Some sites are going even further than this, turning Web-based GIS into potential revenue streams. Chris Slater, head of software development at Experian Marketing, says: “We have done a project with a national newspaper which is planning a service that lets users who are looking to buy a house in a certain area pay to get a report on that location.” The site will run the query against the geodemographic and lifestyle data provided by Experian to produce a profile of the dominant consumer types living at a prospective address.
Whether GIS is a valid investment or not depends on whether users have access to frequently updated, centralised information or whether data is updated from more than one site.
Where a franchise chain is run centrally and is provided with reliable information, Slater says a Website with GIS has little to offer. However, if there is a high degree of autonomy and the data is constantly changing, the Internet offers a perfect solution.
Although the newspaper site might generate revenue, most of the money will have been made from the site offline. Experian gets an income from licencing its data, while the newspaper makes money by selling banner ads or classifieds on its site. Increasingly, companies are looking at the investment they have already made in GIS for other ways of leveraging it.
“If you have a high street presence, running GIS requires investment. For big retailers, it is a very large scale investment. Their attitude is to say: ‘now we have a geographically-referenced data-set, how can we turn that to the advantage of our customers?’ They are using something they already have,” says LVB’s Liddicoat.

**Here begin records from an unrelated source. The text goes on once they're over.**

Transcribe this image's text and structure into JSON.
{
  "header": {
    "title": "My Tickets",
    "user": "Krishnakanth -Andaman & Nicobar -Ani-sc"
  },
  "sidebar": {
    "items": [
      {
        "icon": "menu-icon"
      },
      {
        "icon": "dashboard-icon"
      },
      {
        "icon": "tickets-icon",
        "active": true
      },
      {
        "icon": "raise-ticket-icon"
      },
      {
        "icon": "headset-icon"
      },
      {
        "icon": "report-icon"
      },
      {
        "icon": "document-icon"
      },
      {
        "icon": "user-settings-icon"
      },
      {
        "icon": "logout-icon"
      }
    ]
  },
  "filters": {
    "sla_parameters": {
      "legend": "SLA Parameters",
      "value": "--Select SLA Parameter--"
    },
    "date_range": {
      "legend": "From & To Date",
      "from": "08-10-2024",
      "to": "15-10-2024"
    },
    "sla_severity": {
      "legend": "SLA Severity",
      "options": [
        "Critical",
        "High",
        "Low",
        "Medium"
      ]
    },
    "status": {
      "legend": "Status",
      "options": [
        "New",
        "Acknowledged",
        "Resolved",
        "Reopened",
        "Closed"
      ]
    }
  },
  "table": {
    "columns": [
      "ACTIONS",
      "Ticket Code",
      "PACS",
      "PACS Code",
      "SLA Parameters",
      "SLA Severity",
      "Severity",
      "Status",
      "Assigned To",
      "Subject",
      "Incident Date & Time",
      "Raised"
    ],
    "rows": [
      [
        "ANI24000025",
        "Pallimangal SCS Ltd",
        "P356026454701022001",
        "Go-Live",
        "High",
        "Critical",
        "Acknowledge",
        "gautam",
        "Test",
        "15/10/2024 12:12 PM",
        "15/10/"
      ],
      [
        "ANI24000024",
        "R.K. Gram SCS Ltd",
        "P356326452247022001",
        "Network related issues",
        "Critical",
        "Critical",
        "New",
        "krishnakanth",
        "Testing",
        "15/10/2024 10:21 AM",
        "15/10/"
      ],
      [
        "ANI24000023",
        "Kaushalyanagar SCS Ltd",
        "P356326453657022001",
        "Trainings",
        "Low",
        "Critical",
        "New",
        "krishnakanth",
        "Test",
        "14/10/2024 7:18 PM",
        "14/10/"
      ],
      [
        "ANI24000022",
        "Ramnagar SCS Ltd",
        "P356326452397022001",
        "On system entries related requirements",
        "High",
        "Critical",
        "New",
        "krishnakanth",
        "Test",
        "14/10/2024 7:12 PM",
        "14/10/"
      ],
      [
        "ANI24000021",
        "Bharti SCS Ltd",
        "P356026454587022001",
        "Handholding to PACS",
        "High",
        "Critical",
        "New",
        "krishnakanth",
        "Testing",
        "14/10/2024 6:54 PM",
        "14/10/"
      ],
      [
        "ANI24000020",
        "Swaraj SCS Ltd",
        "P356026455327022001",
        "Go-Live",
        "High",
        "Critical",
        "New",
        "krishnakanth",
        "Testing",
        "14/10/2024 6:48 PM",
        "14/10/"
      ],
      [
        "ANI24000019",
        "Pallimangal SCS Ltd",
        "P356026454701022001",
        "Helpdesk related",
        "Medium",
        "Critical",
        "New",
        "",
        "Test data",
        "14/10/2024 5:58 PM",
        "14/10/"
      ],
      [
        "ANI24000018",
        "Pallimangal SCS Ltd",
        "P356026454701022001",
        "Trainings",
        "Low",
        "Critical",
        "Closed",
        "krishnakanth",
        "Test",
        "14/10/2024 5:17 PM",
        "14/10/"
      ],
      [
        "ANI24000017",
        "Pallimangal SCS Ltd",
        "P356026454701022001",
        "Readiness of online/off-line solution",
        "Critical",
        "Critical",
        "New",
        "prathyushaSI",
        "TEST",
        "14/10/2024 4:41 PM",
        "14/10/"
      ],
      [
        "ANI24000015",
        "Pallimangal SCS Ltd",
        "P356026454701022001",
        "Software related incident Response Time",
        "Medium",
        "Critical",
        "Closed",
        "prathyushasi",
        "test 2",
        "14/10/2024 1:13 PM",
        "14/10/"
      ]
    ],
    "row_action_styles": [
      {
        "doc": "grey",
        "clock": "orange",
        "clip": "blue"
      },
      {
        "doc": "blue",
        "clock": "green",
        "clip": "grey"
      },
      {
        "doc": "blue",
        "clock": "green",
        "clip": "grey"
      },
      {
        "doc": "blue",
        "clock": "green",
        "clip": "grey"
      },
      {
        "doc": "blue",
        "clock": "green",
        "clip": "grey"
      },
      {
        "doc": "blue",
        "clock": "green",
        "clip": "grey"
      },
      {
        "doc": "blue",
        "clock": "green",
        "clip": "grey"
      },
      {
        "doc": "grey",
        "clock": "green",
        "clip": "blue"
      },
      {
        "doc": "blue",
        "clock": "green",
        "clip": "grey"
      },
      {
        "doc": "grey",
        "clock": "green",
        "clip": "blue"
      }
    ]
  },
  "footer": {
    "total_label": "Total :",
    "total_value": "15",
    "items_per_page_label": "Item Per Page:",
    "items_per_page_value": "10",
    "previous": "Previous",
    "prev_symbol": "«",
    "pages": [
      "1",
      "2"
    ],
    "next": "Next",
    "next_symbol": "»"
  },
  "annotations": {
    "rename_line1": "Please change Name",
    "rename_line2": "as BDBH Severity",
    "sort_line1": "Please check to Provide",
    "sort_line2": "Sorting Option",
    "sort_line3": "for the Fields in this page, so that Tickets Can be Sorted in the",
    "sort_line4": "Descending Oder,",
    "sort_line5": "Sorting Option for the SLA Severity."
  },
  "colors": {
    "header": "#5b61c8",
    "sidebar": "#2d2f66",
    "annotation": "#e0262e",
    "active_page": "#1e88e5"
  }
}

This is one reason why most of the developments are taking place in the consumer arena, rather than business-to-business. The latter often has less of a geographical requirement within their data sets. But this is not to say business-to-business GIS will not happen. “We are currently looking into different areas where we are building data warehouses that also offer Net access to our clients,” says Lawrence Duru, senior consultant with Equifax Marketing Services.
“We will provide them with a Web-enabled warehouse and on top of that, a suite of frontend tools, including GIS,” he adds. By using MapInfo’s spatialware, clients of the data warehouse do not need to have GIS software installed on their own PC. Instead, a Java applet is sent to them which allows them to run a query against drivetimes, for example.
Duru believes this kind of access will steadily increase, but will be driven by the ease of access rather than specific tools such as GIS. That is not to say that all of the developments around GIS are being driven purely by the Internet. In some respects, GIS can still get a big boost by being applied to new data-sets.
At The Knowledge Store, the database of 80,000-plus independent retailers in the UK can now be analysed using CACI’s InSite software. “It gives us a unique angle – it has enabled us to combine consumer and trade marketing,” says managing director Jeremy Whitaker.
One example of putting GIS into practice was a project done by the company for Heinz, which was launching a new vegetarian baby food. From consumer research and profiling, it knew that ethnic consumers were the strongest target market. By overlaying the consumer profile onto the outlet data held by The Knowledge Store using GIS, Heinz was able to select the 15,000 shops with the strongest target catchment areas.
The idea of consumers creating their own analyses of locations, obtaining profiles of their prospective neighbours, or calculating which store to shop at based on distance and road layouts may seem to require a leap of imagination. But it is already a reality in a number of trials. As with anything on the Internet, once a small group has been exposed to it, it spreads like a virus. Sites which do not provide this kind of function may soon look as out of date as a shop which closes at 5.30pm.